"What do we do then?" Joe chuckled, still gazing up at the sky. "Mostly we die. But at least we die knowing who got us, and we don't die alone." He raked one leather-jacketed shoulder against the tree bark, working away at the ceaseless bug-itch of his own rotten skin. "Died alone once. I'm not doing it again." He turned to look at me, narrow dark eyes staring from a seething feeding sea. "Never. Ever."
I stared back, watching the perpetual movement of his skin as the maggots and flies crawled around and into every niche of flesh, made the worn creased jacket sleeves wriggle all of their own accord. Dead? Bursting with life, literally, all the life you could possibly want, that d-word applied to any of us was so ludicrous and willfully oblivious and just plain bigoted and how old and aged was Joe, anyway? Not by hoo-measure, but by our own lights? He'd said he died sometime in the fifties but couldn't remember just when. I'd forget too, he said, in time.
"I don't want to die alone either," I said. "Again."
Joe just laughed and shook his head. "Not a larva on her yet, and she's already hand-wringing—you have any idea how many decades Florian's got on you? Sam? You're a goddamned baby. You're so young."
"And you're not so damned old either," I said. Asked. Worried. "However much you brag." Silence. "Right?"
His eyes were adrift and lost in his own face, that whole ocean of insect life; I had to look that much harder at him to read his expressions, gauge his mood. Keep my attention on him constantly. If it had been me I'd have been creeped out, someone staring at me all the time like that, watching every last thing I do. Joe, he didn't mind.
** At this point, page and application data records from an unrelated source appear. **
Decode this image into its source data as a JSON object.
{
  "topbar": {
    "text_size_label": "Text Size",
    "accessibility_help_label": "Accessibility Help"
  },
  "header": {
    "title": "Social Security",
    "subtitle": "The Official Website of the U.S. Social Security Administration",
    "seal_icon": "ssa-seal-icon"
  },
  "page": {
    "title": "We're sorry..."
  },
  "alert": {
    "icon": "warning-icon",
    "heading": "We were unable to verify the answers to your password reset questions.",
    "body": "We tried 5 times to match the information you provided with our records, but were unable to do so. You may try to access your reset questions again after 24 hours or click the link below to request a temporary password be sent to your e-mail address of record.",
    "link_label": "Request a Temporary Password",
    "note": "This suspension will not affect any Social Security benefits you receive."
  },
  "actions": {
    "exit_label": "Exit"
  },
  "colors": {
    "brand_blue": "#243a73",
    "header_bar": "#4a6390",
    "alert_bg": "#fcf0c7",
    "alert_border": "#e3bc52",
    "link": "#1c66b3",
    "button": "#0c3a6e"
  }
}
"I'm not so old," he said, softly. Then he grinned. "And I can't drop even if I wanted to, now I've got a goddamned diaper-shitting baby to feed—"
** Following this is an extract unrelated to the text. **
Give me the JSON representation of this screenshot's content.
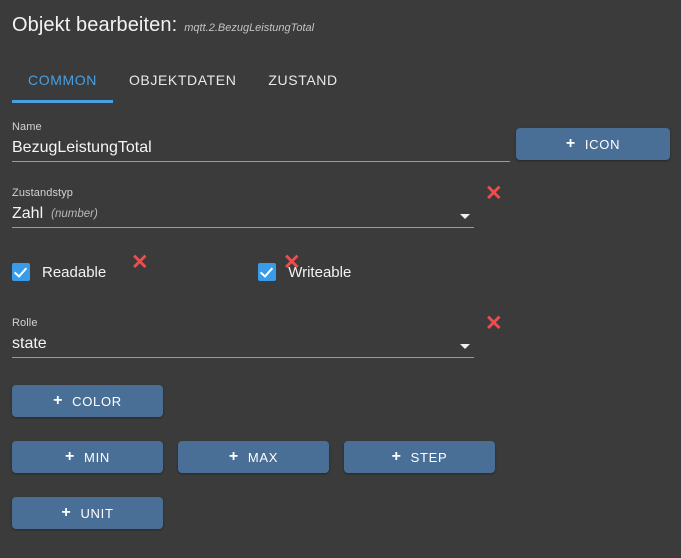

I hit him, and he laughed again and louder and we wrestled until I shrieked for my arm, not my good arm, goddammit. The sky was pure cloudless blue that whole afternoon and the sun pressed in hard on dark-loving undead eyes but it was still beautiful, the sky, the woods, even that ratty old cornfield, all ours.
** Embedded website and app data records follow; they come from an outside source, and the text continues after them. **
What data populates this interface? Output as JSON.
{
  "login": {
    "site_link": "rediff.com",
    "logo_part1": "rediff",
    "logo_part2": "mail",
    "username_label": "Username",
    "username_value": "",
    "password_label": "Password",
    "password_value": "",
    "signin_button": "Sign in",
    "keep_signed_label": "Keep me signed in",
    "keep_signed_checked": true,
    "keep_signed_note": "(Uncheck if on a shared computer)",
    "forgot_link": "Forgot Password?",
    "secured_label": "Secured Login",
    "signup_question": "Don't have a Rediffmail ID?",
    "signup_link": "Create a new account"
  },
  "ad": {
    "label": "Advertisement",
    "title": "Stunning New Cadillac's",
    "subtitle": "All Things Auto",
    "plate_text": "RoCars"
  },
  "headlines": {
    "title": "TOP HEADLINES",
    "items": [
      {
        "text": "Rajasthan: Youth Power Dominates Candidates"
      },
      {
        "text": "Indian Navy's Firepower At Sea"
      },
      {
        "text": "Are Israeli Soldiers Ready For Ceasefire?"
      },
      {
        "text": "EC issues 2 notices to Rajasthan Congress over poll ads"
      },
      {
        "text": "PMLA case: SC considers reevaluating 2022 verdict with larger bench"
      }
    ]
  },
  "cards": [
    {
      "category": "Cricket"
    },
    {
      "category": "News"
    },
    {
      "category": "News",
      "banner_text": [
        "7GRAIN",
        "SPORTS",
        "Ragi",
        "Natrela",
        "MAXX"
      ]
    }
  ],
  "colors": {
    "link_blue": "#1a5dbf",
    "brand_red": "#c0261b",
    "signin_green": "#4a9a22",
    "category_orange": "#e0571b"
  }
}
What the hell were we looking for? He never did answer that question. Him or anyone else.
They were the first gang, the only gang for me. Lingering out here in the middle of nowhere, years and years, shy kids at the perimeter of the playground, hiding and skulking when there was not a thing to hide from, there had to be a reason for that, it had to be some sort of deliberate strategy. I thought. It couldn't be that some of them stayed out here because it was easy. Because they really had been big noises in faster, stronger, more aggressive gangs, but they'd washed out or been thrown out or left thinking they'd be king hoo-killers all on their own, crowned and canonized, and it never happened.
Because they were old, some of them, older and dustier than they liked to say. Because they were young, and hiding was easier. Because they just didn't care for killing, not really, not once the hunger that never really left you got put in its place up on the shelf for another few hours, and that was a shameful thing even fleetingly to think so they just kept very quiet.
And then there was me. And now that I knew I could fight and that it wasn't hard to hunt I could have left any time, kept to myself for years or decades and avoided all the trouble that came after. I stayed because of Joe—his smile, the loud pounding music in his head, the way he hit right back and looked at me afterward with shrewdness, new respect, and then something more. Every time. What would repulse any sane human, the bugs, the smell, the casual brutality, the gleeful killing, meant less than nothing to me now. Even knowing then and later that I should have collected my strength and wits, turned around and left for good, no looking back. I stayed because of him.
Like I said, I was fifteen.